By: CELIA McGEE
There’s one group of people Keri Russell is praying won’t come to see her in Neil LaBute’s new play, “Fat Pig,” and it’s not those who strongly dislike his scathing work.
It’s a co-op board.
“I have an accepted offer on the most wonderful apartment,” she says, sipping a latte in a restaurant across from the Lucille Lortel Theatre, where the play opens tomorrow.
“I’m worried that the board already doesn’t like me. Too young.” She’s 28. “And an actress.”
She may or may not be right that the play, in which she’s a cruel and controlling super-babe out to get her ex’s super-sized new girlfriend, will rub some the wrong way. She stars with Jeremy Piven, Andrew McCarthy and Ashlie Atkinson (as the title’s porker).
What’s definite is that her character, Jeannie, is about as far from “Felicity” as you can get.
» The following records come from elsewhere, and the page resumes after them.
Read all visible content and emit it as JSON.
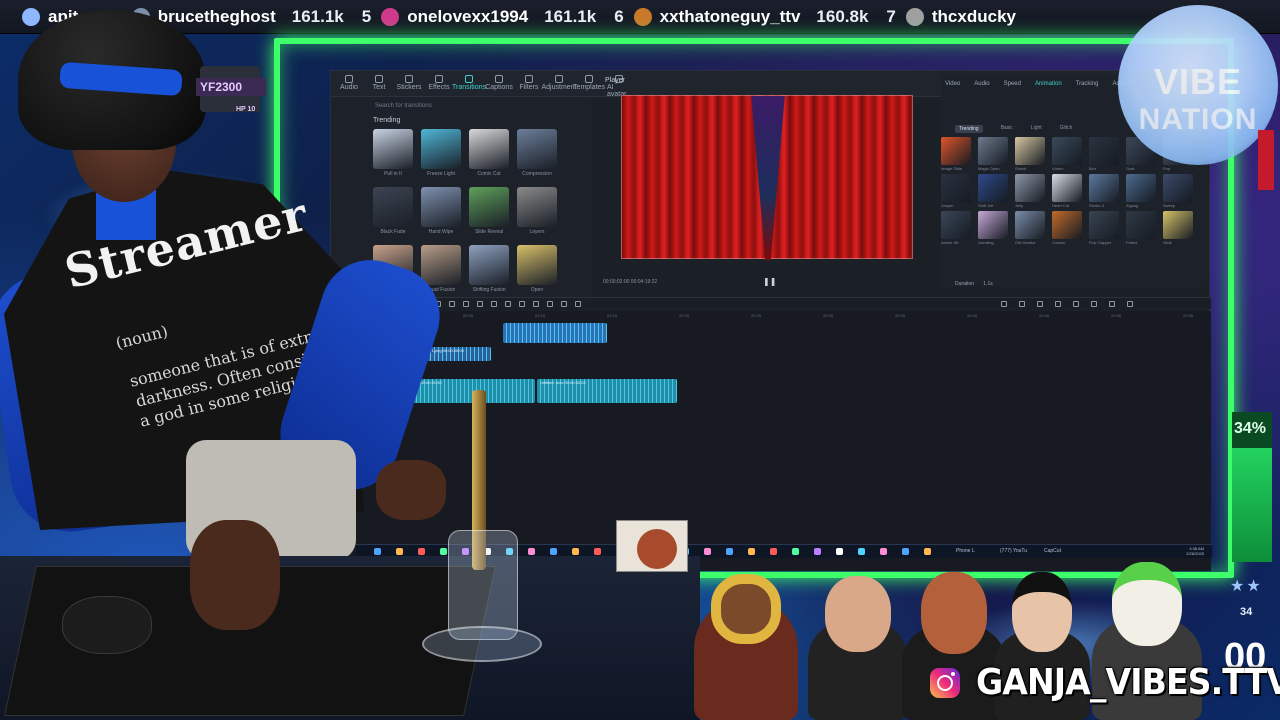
{
  "ticker": {
    "items": [
      {
        "rank": "",
        "name": "apit",
        "count": "",
        "avatar_color": "#8fb7ff"
      },
      {
        "rank": "4",
        "name": "brucetheghost",
        "count": "161.1k",
        "avatar_color": "#7d8fa8"
      },
      {
        "rank": "5",
        "name": "onelovexx1994",
        "count": "161.1k",
        "avatar_color": "#d03a8c"
      },
      {
        "rank": "6",
        "name": "xxthatoneguy_ttv",
        "count": "160.8k",
        "avatar_color": "#c87a2a"
      },
      {
        "rank": "7",
        "name": "thcxducky",
        "count": "",
        "avatar_color": "#a0a0a0"
      }
    ]
  },
  "overlay": {
    "game_tag": "YF2300",
    "hp_tag": "HP 10",
    "logo_line1": "VIBE",
    "logo_line2": "NATION",
    "progress_percent": "34%",
    "progress_fraction": 0.34,
    "side_count": "34",
    "side_big": "00",
    "side_stars": "★★",
    "social_handle": "GANJA_VIBES.TTV",
    "accent_green": "#3dff6a"
  },
  "streamer": {
    "shirt_title": "Streamer",
    "shirt_lines": [
      "(noun)",
      "someone that is of extreme",
      "darkness. Often considered",
      "a god in some religions."
    ]
  },
  "editor": {
    "top_tabs": [
      "Audio",
      "Text",
      "Stickers",
      "Effects",
      "Transitions",
      "Captions",
      "Filters",
      "Adjustment",
      "Templates",
      "AI avatar"
    ],
    "active_tab": "Transitions",
    "search_placeholder": "Search for transitions",
    "section_label": "Trending",
    "transitions": [
      {
        "label": "Pull in II",
        "color": "#c9d3e3"
      },
      {
        "label": "Freeze Light",
        "color": "#4fb7d8"
      },
      {
        "label": "Comic Cut",
        "color": "#d9d9d9"
      },
      {
        "label": "Compression",
        "color": "#6d7e9a"
      },
      {
        "label": "Black Fade",
        "color": "#3d4452"
      },
      {
        "label": "Hand Wipe",
        "color": "#7f92b0"
      },
      {
        "label": "Slide Reveal",
        "color": "#5ea05a"
      },
      {
        "label": "Layers",
        "color": "#8a8a8a"
      },
      {
        "label": "Blurred Portal",
        "color": "#c8a28a"
      },
      {
        "label": "Quad Fusion",
        "color": "#b89d88"
      },
      {
        "label": "Shifting Fusion",
        "color": "#8fa2c0"
      },
      {
        "label": "Open",
        "color": "#d8c06a"
      }
    ],
    "player_title": "Player",
    "player_time": "00:00:02:00  00:04:19:22",
    "play_icon": "pause-icon",
    "prop_tabs": [
      "Video",
      "Audio",
      "Speed",
      "Animation",
      "Tracking",
      "Adjust"
    ],
    "prop_active": "Animation",
    "prop_sub_tabs": [
      "In",
      "Out"
    ],
    "prop_filter_tabs": [
      "Trending",
      "Basic",
      "Light",
      "Glitch"
    ],
    "animations": [
      {
        "label": "Image Slide",
        "color": "#e0552a"
      },
      {
        "label": "Magic Open",
        "color": "#6c7a8e"
      },
      {
        "label": "Shrink",
        "color": "#d8c8a0"
      },
      {
        "label": "Vortex",
        "color": "#3a4a5a"
      },
      {
        "label": "Blur",
        "color": "#2a3440"
      },
      {
        "label": "Gust",
        "color": "#3b4758"
      },
      {
        "label": "Pop",
        "color": "#4a5668"
      },
      {
        "label": "Unspin",
        "color": "#2a3140"
      },
      {
        "label": "Shift Jolt",
        "color": "#2e4a8a"
      },
      {
        "label": "Jelly",
        "color": "#8e98a8"
      },
      {
        "label": "Heart Cut",
        "color": "#d8dde6"
      },
      {
        "label": "Stroke 3",
        "color": "#5d7aa0"
      },
      {
        "label": "Zigzag",
        "color": "#4c6a8e"
      },
      {
        "label": "Sweep",
        "color": "#3a4a6a"
      },
      {
        "label": "Anime Hit",
        "color": "#3a4658"
      },
      {
        "label": "Unrolling",
        "color": "#c7a9d8"
      },
      {
        "label": "Old Monitor",
        "color": "#7a8ea8"
      },
      {
        "label": "Cosmic",
        "color": "#c26a2a"
      },
      {
        "label": "Pop Clapper",
        "color": "#3a4552"
      },
      {
        "label": "Pulled",
        "color": "#2f3946"
      },
      {
        "label": "Slide",
        "color": "#d8c36a"
      }
    ],
    "duration_label": "Duration",
    "duration_value": "1.1s",
    "ruler_marks": [
      "00:00",
      "00:05",
      "00:10",
      "00:15",
      "00:20",
      "00:25",
      "00:30",
      "00:35",
      "00:40",
      "00:45",
      "00:50",
      "00:55"
    ],
    "clips": [
      {
        "label": "",
        "color": "#2a72b8"
      },
      {
        "label": "gettin in the studio 1.png  00:00:05:00",
        "color": "#2a5f9e"
      },
      {
        "label": "Untitled .mov  00:00:21:00",
        "color": "#1f8fa8"
      },
      {
        "label": "Untitled .mov  00:00:33:22",
        "color": "#1f8fa8"
      }
    ],
    "taskbar_time": "4:38 AM",
    "taskbar_date": "2/28/2025",
    "taskbar_labels": [
      "Phone L",
      "(777) YouTu",
      "CapCut"
    ]
  }
}
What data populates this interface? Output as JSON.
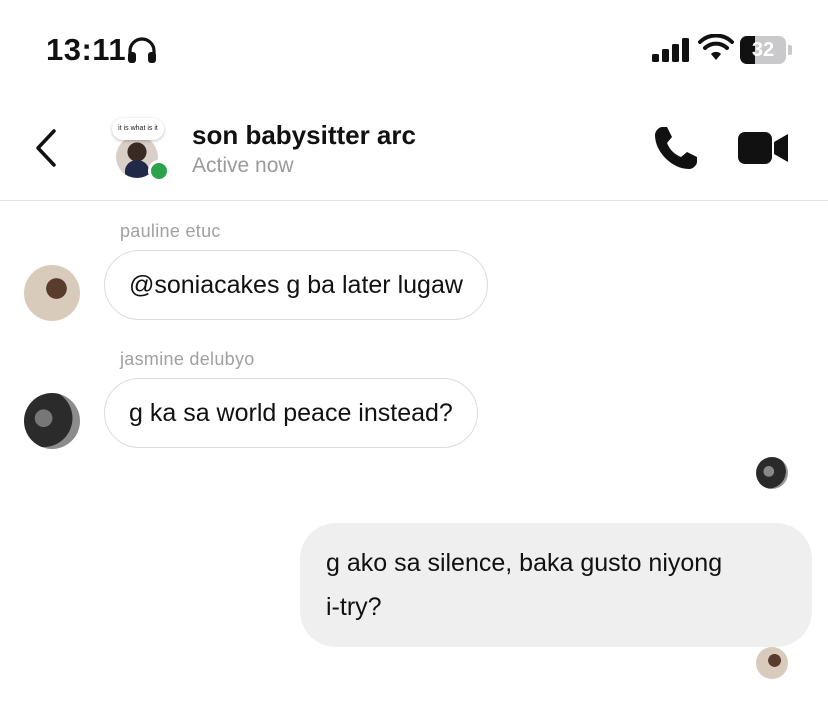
{
  "status_bar": {
    "time": "13:11",
    "battery": "32",
    "battery_level": 0.32,
    "icons": [
      "headphones-icon",
      "cellular-signal-icon",
      "wifi-icon",
      "battery-icon"
    ]
  },
  "header": {
    "back_icon": "chevron-left-icon",
    "group_note": "it is what is it",
    "title": "son babysitter arc",
    "status": "Active now",
    "call_icon": "phone-icon",
    "video_icon": "video-camera-icon",
    "online_color": "#2aa34a"
  },
  "messages": [
    {
      "sender": "pauline etuc",
      "mention": "@soniacakes",
      "text": " g ba later lugaw"
    },
    {
      "sender": "jasmine delubyo",
      "text": "g ka sa world peace instead?"
    },
    {
      "sender": "me",
      "line1": "g ako sa silence, baka gusto niyong",
      "line2": "i-try?"
    }
  ],
  "colors": {
    "outgoing_bubble": "#efefef",
    "incoming_border": "#dcdcdc",
    "secondary_text": "#9a9a9a"
  }
}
The role of the pretty, sensitive curly-maned NYU student shot the former Mousketeer to celebrity on the WB in 1998. The series ended 2½ years ago, and Russell says she has traveled a long distance since.
An identity crisis almost made her give up acting. Then, cast in several movies back to back, she spent most of last year in Calgary, Canada, first shooting a Hallmark Hall of Famer set in the ’40s, then playing an 1830s pioneer woman in Steven Spielberg’s “Into the West.”
Afterward, she rented a car and drove “all alone” through the Rockies to Vancouver. In the end she decided to live in New York, a place Felicity Porter knew well, but less familiar to this California girl.
“I needed to be where no one cares who’s doing what movie. It saved me,” she says.
“Fat Pig” has proved part of that salvation. Even more than landing in a play by one of the country’s hottest playwrights, Russell finally – finally! – got to play someone mean.
“Who knew,” she crows. “It’s been so much fun. It’s like going to therapy every night. It’s not just mean, it’s Neil LaBute mean – every word is so precise and so dynamic and so funny.”
She uses an alliterative adverb with “funny” that would never have passed Felicity’s lips.
Russell seems a little wistful she hasn’t been able to change her own “emotional, nice/weak” personality, especially because she worries that it attracts her to less than gentle, “provocative” people (read, men).
But she says she’s learned “it’s healthy to laugh at uncomfortable things,” as the audience is encouraged to do at “Fat Pig.” “We’re totally obsessed with weight in this country, yet no one can bring themselves to say the word ‘fat’ in the play except [Atkinson’s] Helen. She’s by far the heroine of the piece – the one with morals and values who tries to improve the world.”
Russell’s immediate plans are to improve the world for her Texas-based family – with its first Christmas trip to New York. “I don’t think my dad has ever been here,” she says. “He and my mom are going to stay at a bed-and-breakfast where I can wave to them from my window. My sister is sharing my bed, my brother is sleeping on the couch, and my nephew will be on the floor.” Cozy.
She really needs that new apartment.